Throughout his musical carreer, Slash has hardly ever strayed from his Hard Rock with a shot of eighties Metal direction and ‘World On Fire’ is no exception. One could dismiss this as unoriginality, but Slash always finds ways to improve on this formula, especially with this lineup. The rhythm section is rock solid and Kennedy is quite likely the best Rock singer on the face of the Earth right now. What does deserve some recognition is that the album contains some of the best riffs Slash has written thus far. Combined with Kennedy’s talent for strong hooks, it’s a winner.
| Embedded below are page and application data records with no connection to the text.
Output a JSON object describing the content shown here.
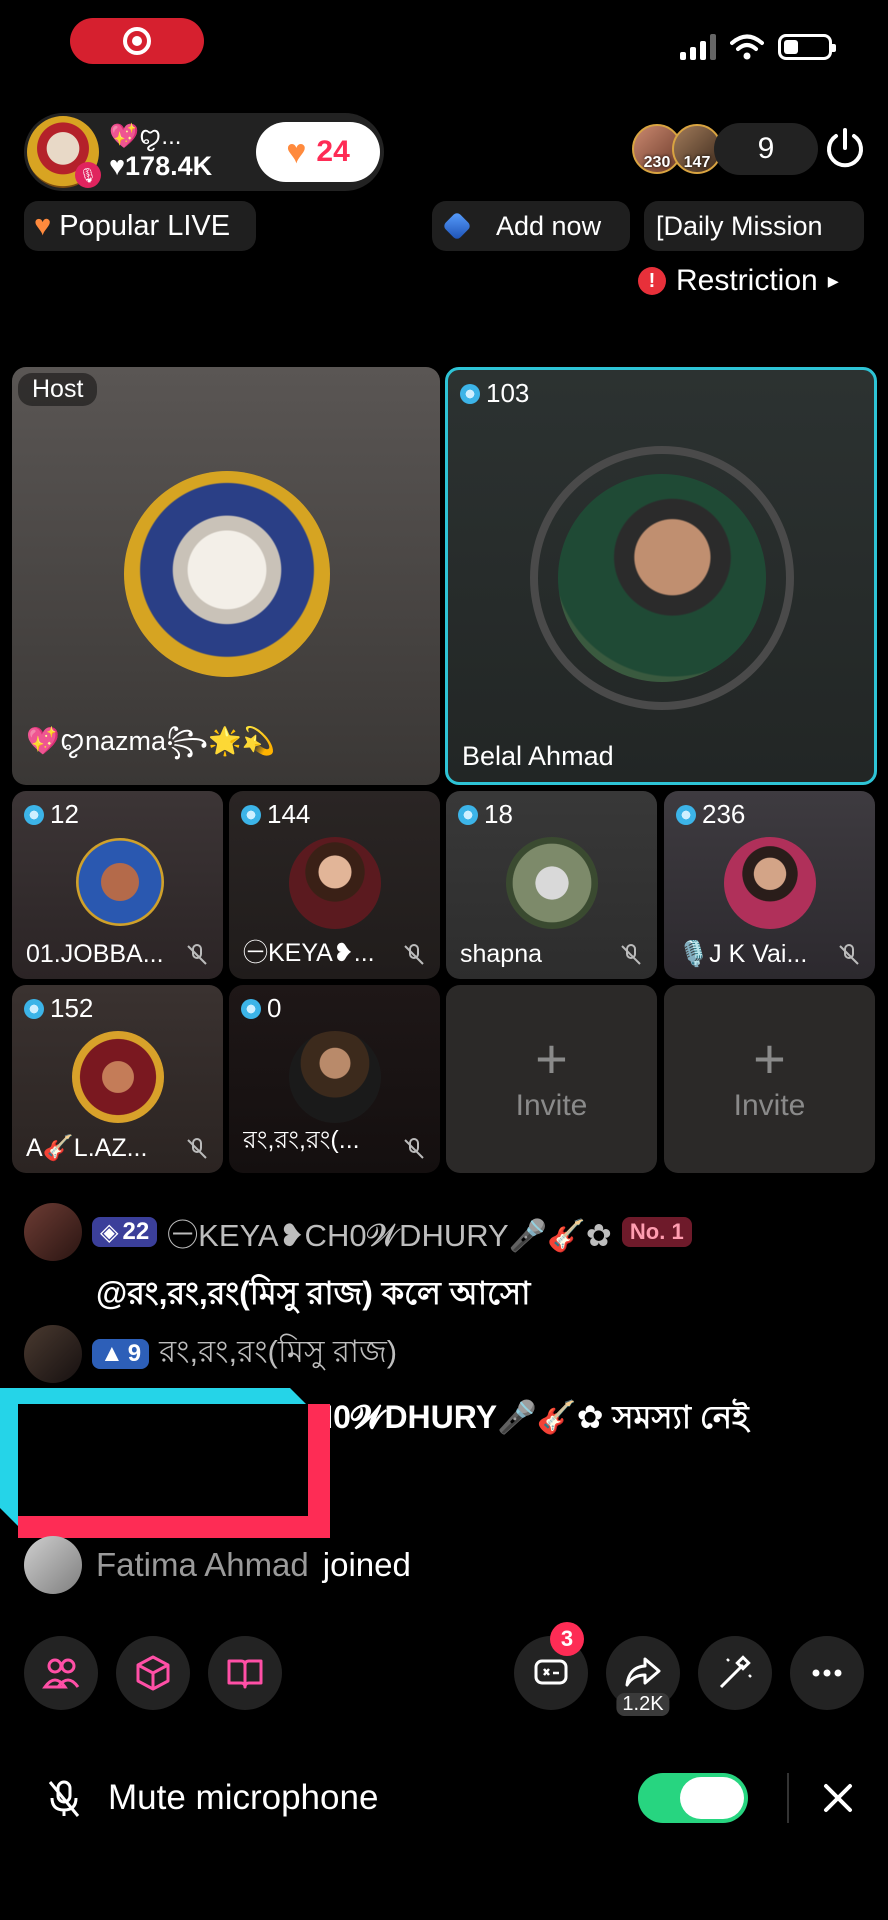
{
  "status": {
    "record_icon": "screen-record-icon",
    "signal": "signal-icon",
    "wifi": "wifi-icon",
    "battery": "battery-icon"
  },
  "host": {
    "name": "💖ꨄ︎...",
    "likes": "♥178.4K",
    "like_count": "24"
  },
  "viewers": {
    "avatar1_count": "230",
    "avatar2_count": "147",
    "total": "9"
  },
  "chips": {
    "popular": "Popular LIVE",
    "add_now": "Add now",
    "daily": "[Daily Mission"
  },
  "restriction": {
    "label": "Restriction",
    "arrow": "▸"
  },
  "seats": {
    "host_tag": "Host",
    "host_name": "💖ꨄ︎nazma꧂🌟💫",
    "guest_score": "103",
    "guest_name": "Belal Ahmad",
    "row1": [
      {
        "score": "12",
        "name": "01.JOBBA..."
      },
      {
        "score": "144",
        "name": "㊀KEYA❥..."
      },
      {
        "score": "18",
        "name": "shapna"
      },
      {
        "score": "236",
        "name": "🎙️J K Vai..."
      }
    ],
    "row2": [
      {
        "score": "152",
        "name": "A🎸L.AZ..."
      },
      {
        "score": "0",
        "name": "রং,রং,রং(..."
      }
    ],
    "invite_label": "Invite",
    "invite_plus": "+"
  },
  "chat": [
    {
      "level": "22",
      "user": "㊀KEYA❥CH0𝓦DHURY🎤🎸✿",
      "badge": "No. 1",
      "message": "@রং,রং,রং(মিসু রাজ) কলে আসো"
    },
    {
      "level": "9",
      "user": "রং,রং,রং(মিসু রাজ)",
      "message": "H0𝓦DHURY🎤🎸✿ সমস্যা নেই"
    }
  ],
  "joined": {
    "name": "Fatima Ahmad",
    "text": "joined"
  },
  "toolbar": {
    "chat_badge": "3",
    "share_count": "1.2K"
  },
  "mute": {
    "label": "Mute microphone",
    "close": "✕"
  },
  "colors": {
    "accent": "#fe2c55",
    "toggle_on": "#27d580",
    "seat_border": "#2ec4d6",
    "record": "#d6202f"
  }
}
As mentioned before, the highs on the album may not be as high as the ones on ‘Apocalyptic Love’, but the album is a thoroughly entertaining listen all the way through. A few standout moments include ’30 Years To Life’, which builds from a Delta riff to an energetic Rocker, the unabashedly Metal ‘Beneath The Savage Sun’ and the pleasantly surprising structure of the awesome ‘Shadow Life’. Due to its blistering riffwork and recognizable chorus,’Too Far Gone’ should have been the single in a time when singles mattered and the title track is an incredible powerful opener and ‘Automatic Overdrive’ and ‘Wicked Stone’ are spirited Rockers.
However, the album isn’t without its flaws. Apart from the hideous artwork – from the ugly cover right down to the subpar band photos – the album takes a notable dip in quality after the very interesting ‘Withered Delilah’ (bonus points for that title, by the way). Luckily, the album picks up steam again with the upbeat ‘Avalon’. What follows is the delightfully dynamic ‘The Dissident’, Slash’ most exciting instrumental thus far in the shape of ‘Safari Inn’ and the brilliantly dark and bitter closing track ‘The Unholy’.
In the end, ‘World On Fire’ is a strong Hard Rock album that deserves to be heard by any fan of the genre. Quite a lot of this material deserves to be heard in the live environment. I’m quite sure it will work just as well as the songs from ‘Apocalyptic Love’. It’s just that the fact that a CD can contain 80 minutes of music doesn’t necessarily mean that you have to do it. Aside from that minor complaint, everyone who enjoyed everything else Slash has done in the past can safely acquire this record. It’s rare to hear Rock bands sound this inspired and “together” these days.
Recommended tracks: ’30 Years To Life’, ‘The Unholy’, ‘Too Far Gone’, ‘World On Fire’